Problem description: In the entries that follow, find the word "name" and report each line it is on.

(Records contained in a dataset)
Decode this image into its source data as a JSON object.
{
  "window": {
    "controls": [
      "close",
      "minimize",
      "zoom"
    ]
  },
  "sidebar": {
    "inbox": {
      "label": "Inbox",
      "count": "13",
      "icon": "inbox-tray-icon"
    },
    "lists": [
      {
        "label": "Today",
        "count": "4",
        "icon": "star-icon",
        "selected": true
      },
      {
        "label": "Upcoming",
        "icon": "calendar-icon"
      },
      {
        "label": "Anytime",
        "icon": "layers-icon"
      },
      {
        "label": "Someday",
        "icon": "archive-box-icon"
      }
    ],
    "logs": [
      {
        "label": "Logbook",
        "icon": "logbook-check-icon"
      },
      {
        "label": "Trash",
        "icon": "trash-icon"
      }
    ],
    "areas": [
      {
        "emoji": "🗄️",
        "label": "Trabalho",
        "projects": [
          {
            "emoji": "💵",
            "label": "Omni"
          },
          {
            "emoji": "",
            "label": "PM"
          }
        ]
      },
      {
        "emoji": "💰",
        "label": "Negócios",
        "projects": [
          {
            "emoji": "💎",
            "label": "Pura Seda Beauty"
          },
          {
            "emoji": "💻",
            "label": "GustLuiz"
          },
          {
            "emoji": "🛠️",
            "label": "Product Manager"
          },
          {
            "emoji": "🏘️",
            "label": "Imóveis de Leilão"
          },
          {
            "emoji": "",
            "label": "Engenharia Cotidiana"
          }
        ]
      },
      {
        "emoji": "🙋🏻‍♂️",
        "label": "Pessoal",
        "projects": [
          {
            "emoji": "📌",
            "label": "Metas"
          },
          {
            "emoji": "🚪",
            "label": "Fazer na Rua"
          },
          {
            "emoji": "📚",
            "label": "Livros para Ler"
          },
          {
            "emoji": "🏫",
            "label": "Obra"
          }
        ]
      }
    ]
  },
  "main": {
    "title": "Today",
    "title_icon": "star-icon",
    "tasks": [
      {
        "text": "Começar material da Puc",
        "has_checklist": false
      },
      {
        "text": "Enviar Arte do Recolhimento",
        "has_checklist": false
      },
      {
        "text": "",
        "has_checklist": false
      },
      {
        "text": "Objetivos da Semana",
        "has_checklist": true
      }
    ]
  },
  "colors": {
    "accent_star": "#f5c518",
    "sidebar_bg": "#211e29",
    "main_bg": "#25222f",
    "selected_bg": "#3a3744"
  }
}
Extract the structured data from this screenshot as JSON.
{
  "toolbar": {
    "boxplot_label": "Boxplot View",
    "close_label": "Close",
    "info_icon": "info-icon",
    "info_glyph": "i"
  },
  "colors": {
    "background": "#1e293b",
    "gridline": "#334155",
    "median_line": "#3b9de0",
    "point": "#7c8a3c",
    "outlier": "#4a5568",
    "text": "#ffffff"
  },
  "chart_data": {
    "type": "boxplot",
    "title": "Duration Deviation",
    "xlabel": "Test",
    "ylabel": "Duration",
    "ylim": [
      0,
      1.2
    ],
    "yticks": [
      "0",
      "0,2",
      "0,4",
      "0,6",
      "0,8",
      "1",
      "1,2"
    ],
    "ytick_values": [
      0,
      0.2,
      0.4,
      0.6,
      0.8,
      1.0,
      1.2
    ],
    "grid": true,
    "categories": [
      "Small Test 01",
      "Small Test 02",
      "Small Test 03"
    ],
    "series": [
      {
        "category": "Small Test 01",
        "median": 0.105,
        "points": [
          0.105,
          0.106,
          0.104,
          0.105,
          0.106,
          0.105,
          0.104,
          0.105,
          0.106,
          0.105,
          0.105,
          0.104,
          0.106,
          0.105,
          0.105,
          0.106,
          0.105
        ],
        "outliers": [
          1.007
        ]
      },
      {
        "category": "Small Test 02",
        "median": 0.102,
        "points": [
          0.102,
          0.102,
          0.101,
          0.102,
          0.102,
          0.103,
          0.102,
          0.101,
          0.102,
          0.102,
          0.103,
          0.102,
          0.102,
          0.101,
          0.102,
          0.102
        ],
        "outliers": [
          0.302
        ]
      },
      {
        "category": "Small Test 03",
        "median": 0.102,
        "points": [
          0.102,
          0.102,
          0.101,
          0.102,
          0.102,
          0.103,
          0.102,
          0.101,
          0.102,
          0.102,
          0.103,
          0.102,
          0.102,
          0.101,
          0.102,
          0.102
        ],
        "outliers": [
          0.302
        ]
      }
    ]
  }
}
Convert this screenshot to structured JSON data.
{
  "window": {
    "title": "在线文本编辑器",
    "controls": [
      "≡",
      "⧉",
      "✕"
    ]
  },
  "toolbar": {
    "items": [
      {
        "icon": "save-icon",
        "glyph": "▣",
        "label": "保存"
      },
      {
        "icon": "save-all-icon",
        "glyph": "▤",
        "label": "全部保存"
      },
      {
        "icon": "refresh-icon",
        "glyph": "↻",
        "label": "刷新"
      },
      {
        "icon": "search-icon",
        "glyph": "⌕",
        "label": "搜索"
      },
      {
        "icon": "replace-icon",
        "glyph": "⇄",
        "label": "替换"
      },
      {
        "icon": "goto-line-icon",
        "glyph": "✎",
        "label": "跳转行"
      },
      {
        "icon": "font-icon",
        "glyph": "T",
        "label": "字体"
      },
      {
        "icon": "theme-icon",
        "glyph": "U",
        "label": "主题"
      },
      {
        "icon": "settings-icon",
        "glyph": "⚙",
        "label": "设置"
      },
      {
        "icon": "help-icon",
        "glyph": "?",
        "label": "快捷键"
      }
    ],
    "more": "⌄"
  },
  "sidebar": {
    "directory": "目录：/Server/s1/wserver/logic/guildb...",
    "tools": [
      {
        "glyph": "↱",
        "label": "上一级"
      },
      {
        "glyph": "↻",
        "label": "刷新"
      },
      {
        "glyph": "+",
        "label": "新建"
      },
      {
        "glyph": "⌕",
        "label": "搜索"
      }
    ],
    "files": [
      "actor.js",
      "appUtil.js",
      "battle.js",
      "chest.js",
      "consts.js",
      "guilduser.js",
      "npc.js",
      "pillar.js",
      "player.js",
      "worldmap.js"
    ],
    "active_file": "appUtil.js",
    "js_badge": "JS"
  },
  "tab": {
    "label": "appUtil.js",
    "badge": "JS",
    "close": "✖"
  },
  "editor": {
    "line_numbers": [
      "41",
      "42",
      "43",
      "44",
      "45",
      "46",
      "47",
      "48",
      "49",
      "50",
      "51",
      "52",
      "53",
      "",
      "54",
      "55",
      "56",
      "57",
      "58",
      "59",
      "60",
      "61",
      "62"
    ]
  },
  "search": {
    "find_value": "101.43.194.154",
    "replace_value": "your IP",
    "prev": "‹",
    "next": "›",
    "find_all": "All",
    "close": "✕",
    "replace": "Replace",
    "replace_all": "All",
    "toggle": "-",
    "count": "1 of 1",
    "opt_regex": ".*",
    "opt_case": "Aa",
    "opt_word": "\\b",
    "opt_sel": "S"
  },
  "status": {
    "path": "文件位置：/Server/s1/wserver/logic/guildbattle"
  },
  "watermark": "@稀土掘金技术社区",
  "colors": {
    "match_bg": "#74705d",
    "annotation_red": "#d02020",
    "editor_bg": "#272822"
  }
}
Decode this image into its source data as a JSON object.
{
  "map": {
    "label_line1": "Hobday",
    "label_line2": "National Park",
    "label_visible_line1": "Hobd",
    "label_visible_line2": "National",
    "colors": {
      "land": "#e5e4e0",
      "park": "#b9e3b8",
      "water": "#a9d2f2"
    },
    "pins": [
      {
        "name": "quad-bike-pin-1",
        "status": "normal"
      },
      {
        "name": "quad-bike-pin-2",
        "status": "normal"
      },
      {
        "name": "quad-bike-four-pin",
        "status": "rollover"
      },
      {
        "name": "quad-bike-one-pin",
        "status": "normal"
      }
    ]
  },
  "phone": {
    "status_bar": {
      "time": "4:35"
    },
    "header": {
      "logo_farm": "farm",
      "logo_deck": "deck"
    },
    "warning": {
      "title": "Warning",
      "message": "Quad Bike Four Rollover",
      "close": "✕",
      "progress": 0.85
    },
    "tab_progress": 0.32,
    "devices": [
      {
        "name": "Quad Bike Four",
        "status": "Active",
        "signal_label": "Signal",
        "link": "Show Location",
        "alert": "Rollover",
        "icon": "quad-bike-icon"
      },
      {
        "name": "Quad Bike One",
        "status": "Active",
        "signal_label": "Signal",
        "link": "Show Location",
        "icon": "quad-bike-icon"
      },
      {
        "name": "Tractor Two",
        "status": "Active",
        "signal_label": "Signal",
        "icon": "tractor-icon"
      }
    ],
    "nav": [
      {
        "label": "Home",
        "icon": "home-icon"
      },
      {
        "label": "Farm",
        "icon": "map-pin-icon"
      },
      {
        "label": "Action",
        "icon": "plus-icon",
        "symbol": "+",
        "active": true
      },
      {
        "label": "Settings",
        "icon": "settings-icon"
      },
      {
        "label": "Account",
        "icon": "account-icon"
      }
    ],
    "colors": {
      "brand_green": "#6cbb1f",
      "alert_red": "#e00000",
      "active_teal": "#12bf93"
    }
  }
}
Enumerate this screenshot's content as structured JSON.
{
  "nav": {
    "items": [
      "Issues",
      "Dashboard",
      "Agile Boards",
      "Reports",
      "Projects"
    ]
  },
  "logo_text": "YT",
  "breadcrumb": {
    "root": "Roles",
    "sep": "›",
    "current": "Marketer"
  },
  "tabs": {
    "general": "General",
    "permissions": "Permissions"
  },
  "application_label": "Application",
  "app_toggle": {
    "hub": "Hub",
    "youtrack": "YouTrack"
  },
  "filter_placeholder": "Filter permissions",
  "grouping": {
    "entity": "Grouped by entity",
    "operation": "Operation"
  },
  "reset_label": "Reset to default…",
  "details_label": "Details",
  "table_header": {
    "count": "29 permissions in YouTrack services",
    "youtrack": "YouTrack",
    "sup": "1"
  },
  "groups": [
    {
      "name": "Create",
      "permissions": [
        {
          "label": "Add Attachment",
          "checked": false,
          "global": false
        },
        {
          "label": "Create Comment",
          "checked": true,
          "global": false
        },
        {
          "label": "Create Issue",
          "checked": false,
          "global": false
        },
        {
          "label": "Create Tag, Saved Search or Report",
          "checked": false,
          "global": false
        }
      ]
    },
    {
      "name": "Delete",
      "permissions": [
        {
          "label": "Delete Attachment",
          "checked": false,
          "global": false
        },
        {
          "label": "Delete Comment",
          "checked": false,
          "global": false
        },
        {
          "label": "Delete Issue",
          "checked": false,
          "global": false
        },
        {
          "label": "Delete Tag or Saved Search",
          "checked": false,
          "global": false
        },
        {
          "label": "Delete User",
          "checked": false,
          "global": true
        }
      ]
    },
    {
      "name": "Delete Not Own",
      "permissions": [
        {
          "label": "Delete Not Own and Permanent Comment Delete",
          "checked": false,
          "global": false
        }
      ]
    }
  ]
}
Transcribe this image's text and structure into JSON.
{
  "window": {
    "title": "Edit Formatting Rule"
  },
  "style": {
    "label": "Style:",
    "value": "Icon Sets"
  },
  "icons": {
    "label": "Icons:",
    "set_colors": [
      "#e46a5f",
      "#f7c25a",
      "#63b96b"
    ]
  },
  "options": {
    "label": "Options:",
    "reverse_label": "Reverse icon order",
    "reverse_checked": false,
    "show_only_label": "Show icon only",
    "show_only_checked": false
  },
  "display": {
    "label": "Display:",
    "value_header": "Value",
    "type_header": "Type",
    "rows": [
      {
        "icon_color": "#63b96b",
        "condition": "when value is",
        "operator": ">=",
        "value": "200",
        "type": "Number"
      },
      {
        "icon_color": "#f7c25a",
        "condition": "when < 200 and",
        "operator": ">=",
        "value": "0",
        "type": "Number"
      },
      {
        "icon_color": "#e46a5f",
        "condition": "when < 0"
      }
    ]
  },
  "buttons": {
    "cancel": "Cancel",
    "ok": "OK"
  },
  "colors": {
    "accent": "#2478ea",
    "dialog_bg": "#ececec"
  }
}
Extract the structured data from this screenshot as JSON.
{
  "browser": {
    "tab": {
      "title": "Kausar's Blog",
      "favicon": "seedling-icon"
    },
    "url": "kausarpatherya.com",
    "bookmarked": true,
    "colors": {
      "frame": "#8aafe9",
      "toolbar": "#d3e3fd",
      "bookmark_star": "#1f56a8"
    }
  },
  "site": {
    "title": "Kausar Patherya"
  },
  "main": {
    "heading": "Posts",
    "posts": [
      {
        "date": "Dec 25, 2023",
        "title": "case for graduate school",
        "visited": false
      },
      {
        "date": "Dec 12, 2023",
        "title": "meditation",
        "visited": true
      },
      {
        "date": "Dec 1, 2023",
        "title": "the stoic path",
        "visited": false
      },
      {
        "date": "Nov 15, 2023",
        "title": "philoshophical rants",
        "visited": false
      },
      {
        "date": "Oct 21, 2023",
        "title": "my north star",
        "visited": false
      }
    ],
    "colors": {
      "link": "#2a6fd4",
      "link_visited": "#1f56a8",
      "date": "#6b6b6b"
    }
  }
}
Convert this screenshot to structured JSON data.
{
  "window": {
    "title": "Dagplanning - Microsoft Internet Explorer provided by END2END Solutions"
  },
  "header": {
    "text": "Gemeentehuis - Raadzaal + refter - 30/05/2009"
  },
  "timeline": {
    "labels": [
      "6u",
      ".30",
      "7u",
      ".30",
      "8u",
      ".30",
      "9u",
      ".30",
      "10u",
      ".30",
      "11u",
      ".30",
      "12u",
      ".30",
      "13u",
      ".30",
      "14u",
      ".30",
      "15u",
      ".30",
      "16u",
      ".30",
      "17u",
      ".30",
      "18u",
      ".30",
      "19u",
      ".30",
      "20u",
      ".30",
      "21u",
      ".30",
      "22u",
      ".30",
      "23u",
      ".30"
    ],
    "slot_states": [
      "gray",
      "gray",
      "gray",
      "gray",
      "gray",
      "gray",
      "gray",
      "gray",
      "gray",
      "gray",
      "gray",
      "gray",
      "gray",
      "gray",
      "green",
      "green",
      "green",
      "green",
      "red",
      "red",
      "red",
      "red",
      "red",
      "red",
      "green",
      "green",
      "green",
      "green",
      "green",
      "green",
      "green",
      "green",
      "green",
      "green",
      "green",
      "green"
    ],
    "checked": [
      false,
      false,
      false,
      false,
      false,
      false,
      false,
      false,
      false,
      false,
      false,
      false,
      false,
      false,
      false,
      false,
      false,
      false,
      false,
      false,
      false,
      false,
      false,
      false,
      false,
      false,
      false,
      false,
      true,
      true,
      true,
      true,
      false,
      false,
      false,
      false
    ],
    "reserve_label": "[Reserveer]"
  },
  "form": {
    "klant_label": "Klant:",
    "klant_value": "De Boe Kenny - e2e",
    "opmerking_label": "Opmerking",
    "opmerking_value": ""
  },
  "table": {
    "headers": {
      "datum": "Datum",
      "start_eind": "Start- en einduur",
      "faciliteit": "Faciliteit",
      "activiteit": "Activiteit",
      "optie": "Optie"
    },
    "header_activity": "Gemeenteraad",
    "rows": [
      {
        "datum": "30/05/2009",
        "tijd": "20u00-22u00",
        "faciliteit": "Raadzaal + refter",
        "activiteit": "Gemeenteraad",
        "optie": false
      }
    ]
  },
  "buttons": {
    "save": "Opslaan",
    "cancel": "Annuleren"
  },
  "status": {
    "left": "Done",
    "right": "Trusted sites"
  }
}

Response to this exercise:
        "name": "quad-bike-pin-1",
        "name": "quad-bike-pin-2",
        "name": "quad-bike-four-pin",
        "name": "quad-bike-one-pin",
        "name": "Quad Bike Four",
        "name": "Quad Bike One",
        "name": "Tractor Two",
      "name": "Create",
      "name": "Delete",
      "name": "Delete Not Own",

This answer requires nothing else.